The crown is large and conical, very convex on its labial surface, a little hollowed and uneven on its lingual surface, and tapering to a blunted point or cusp, which projects beyond the level of the other teeth. The root is single, but longer and thicker than that of the incisors, conical in form, compressed laterally, and marked by a slight groove on each side.
In humans the upper canine teeth (popularly called eye teeth, from their position under the eyes) are larger and longer than the lower, and usually present a distinct basal ridge. Eruption typically occurs between the ages of 11 and 12.
The practice of extracting baby canine teeth to make way for adult canines that are erupting in the wrong place has no evidential basis, according to a new study by Cochrane Researchers. In a systematic review, the researchers were unable to identify a single high quality study to support the practice.
"The recommendation of extracting the baby canine is in fact based on one uncontrolled study that was carried out over twenty years ago," says lead author of the study Nicola Parkin of the Department of Oral Health and Development at the University of Sheffield.
It is common for adult upper canines to grow in the wrong place. Normally adult canine teeth erupt in the mouth around the age of 12 years and, in approximately 2-3% of the population of 12 year old children, these teeth become displaced in the roof of the mouth. Displaced canines can cause damage to neighbouring teeth as well as unfavourable movement of other teeth and, more rarely, cysts. One suggested way of avoiding canine displacement and encouraging the eruption of the adult canine is to remove a child's baby canine tooth at around 10 to 13 years, under local anaesthetic.
According to the researchers, however, the most commonly cited evidence for this practice comes from one trial, carried out in 1988, in which a group of children with canine displacement had their baby canines extracted. A major flaw of this study was the absence of a control group. Two other studies considered for the review did have an untreated control group, but had to be excluded because of inadequacies in reporting.

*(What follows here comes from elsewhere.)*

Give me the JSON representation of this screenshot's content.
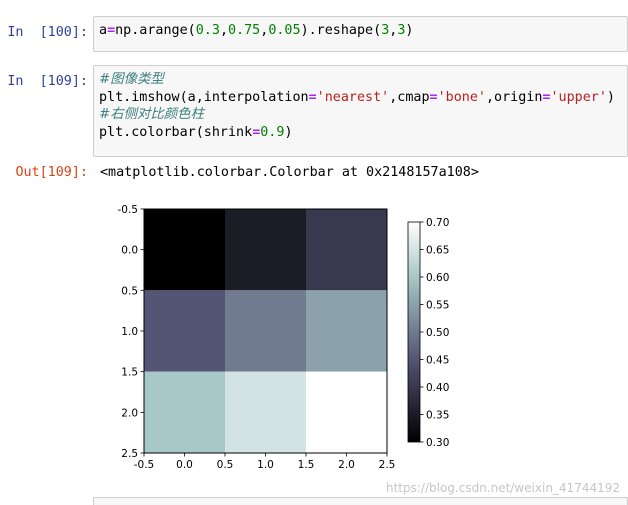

"Extracting the primary canine may help the secondary tooth to emerge correctly, but at this time we can't provide any hard evidence," says Dr Parkin. "Greater attention to the design and reporting of studies is needed to improve the quality of clinical trials on this topic."